- Analyzing Patent Claims Having Conditional Language - the PTAB Provides Clarity
- November 14, 2016 | Authors: Christina Sperry; Monique Louise Winters
- Law Firm: Mintz, Levin, Cohn, Ferris, Glovsky and Popeo, P.C. - Boston Office
- The Patent Trial and Appeal Board (PTAB) recently designated Ex parte Schulhauser, Appeal 2013-007847 (PTAB April 28, 2016), as precedential. In this decision the Board clarified how to interpret method and system claims that include conditional language. Importantly, this decision highlights that these two claim types are not necessarily interpreted the same way.
The Board indicated that if a condition precedent in a method claim is not met, the conditional steps recited in the claim are not required to be performed. As such, the broadest reasonable interpretation of such a method claim does not include the conditional steps. Therefore, the conditional steps in a method need not be found in the prior art in order to deny patentability of a method claim. In contrast, if the same steps are part of a system claim having a programmed processor performing the steps, the system claim is interpreted more narrowly to include all of the steps. The Board reasoned that since there is a structure (i.e., a processor) tied to the steps in a system claim, the structure is present in the system regardless of whether the condition is met and the conditional function is actually performed.
The following claim 1 was at issue in Ex parte Schulhauser (with emphasis added):
- A method for monitoring of cardiac conditions incorporating an implantable medical device in a subject, the method comprising the steps of:
comparing the electrocardiac signal data with a threshold electrocardiac criteria for indicating a strong likelihood of a cardiac event;
triggering an alarm state if the electrocardiac signal data is not within the threshold electrocardiac criteria;
determining the current activity level of the subject from the activity level data if the electrocardiac signal data is within the threshold electrocardiac criteria;
determining whether the current activity level is below a threshold activity level;
comparing the tissue perfusion data with a threshold tissue perfusion criteria for indicating a strong likelihood of a cardiac event if the current activity level is determined to be below a threshold activity level;
triggering an alarm state if the threshold tissue perfusion data is not within the threshold tissue perfusion criteria; and
triggering an alarm state if the threshold tissue perfusion data is within the threshold tissue perfusion criteria and the heart sound data indicates that S3 and S4 heart sounds are detected,
wherein if an alarm state is not triggered, the physiological data associated with the subject is collected at the expiration of the preset time interval.

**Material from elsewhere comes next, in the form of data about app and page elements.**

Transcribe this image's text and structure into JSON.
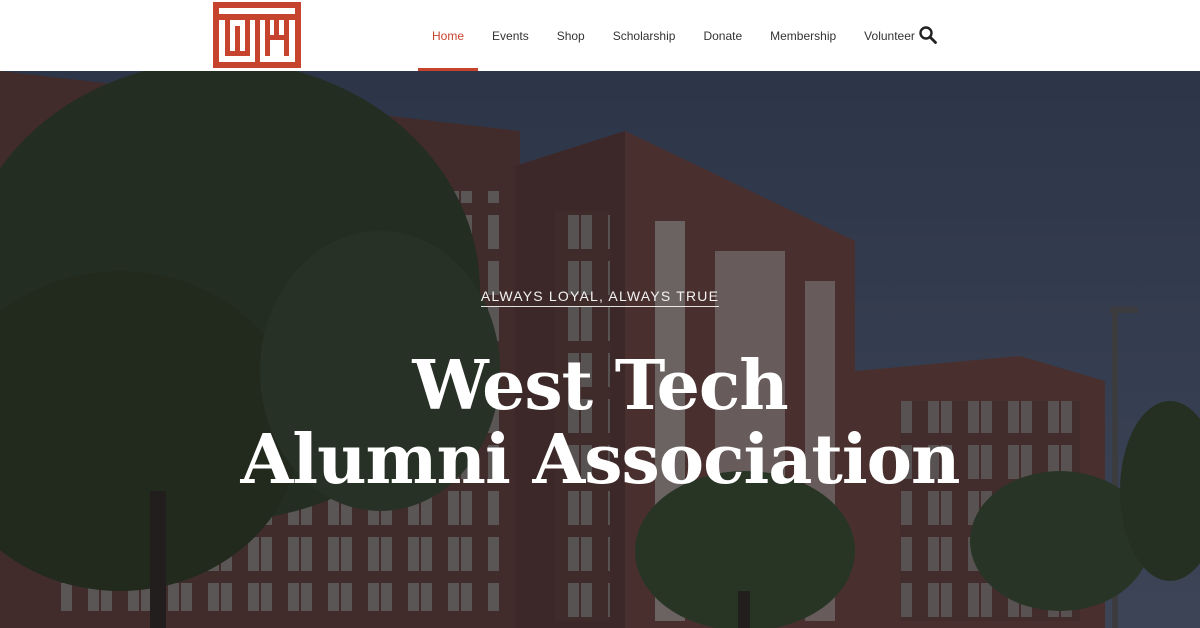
{
  "brand": {
    "logo_text": "WTA",
    "accent_color": "#c6442e"
  },
  "nav": {
    "items": [
      {
        "label": "Home",
        "active": true
      },
      {
        "label": "Events"
      },
      {
        "label": "Shop"
      },
      {
        "label": "Scholarship"
      },
      {
        "label": "Donate"
      },
      {
        "label": "Membership"
      },
      {
        "label": "Volunteer"
      }
    ],
    "search_icon": "search-icon"
  },
  "hero": {
    "tagline": "ALWAYS LOYAL, ALWAYS TRUE",
    "title_line1": "West Tech",
    "title_line2": "Alumni Association",
    "background": "school-building-photo"
  }
}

Appellants contend the combined teachings identified by the Examiner as 35 U.S.C. §103(a) prior art do not disclose the “comparing the tissue perfusion data” step. However, the Board noted that the “triggering” and “determining” steps of the claim are mutually exclusive and are only performed when certain conditions are met. For example, if the electrocardiac signal data is not within the threshold electrocardiac criteria, then an alarm is triggered and the remaining method steps need not be performed. However, if the electrocardiac signal data is within the threshold electrocardiac criteria, then the current activity level of the subject is determined. As such, if the electrocardiac signal data is not within the threshold electrocardiac criteria and an alarm is triggered, the remaining conditional steps of claim 1 need not be performed.
In light of the above analysis, the Board asserted that the broadest reasonable interpretation of the claim would not include the conditional steps. Therefore, such conditional steps do not need to be found in the prior art in order to deny patentability of claim 1. As a result, the Board affirmed the Examiner’s rejection of claim 1.
In contrast, the Board provided the following explanation for its analysis of claim 11, which recites substantially the same functionality as claim 1 but as part of a computer implemented apparatus claim:
The broadest reasonable interpretation of a system claim having structure that performs a function, which only needs to occur if a condition precedent is met, still requires structure for performing the function should the condition occur. This interpretation of the system claim differs from the method claim because the structure (i.e., a processor programmed to perform an algorithm for carrying out the recited function should the recited condition be met) is present in the system regardless of whether the condition is met and the function is actually performed.
The PTAB thus reasoned that because each of the steps in the system claim are recited as a structure (processor) performing each step, each of these steps is included in the broadest reasonable interpretation of the claim. It is noted that the system claim reviewed by the Board in this case includes means-plus-function language requiring an algorithm. However, it is presumed that common processor programmed language such as “programmed to” or “configured to” would result in the same analysis.
This decision thus provides clarity as to how to interpret breadth of a claim that includes conditional language, such as for purposes of patentability and/or infringement analysis.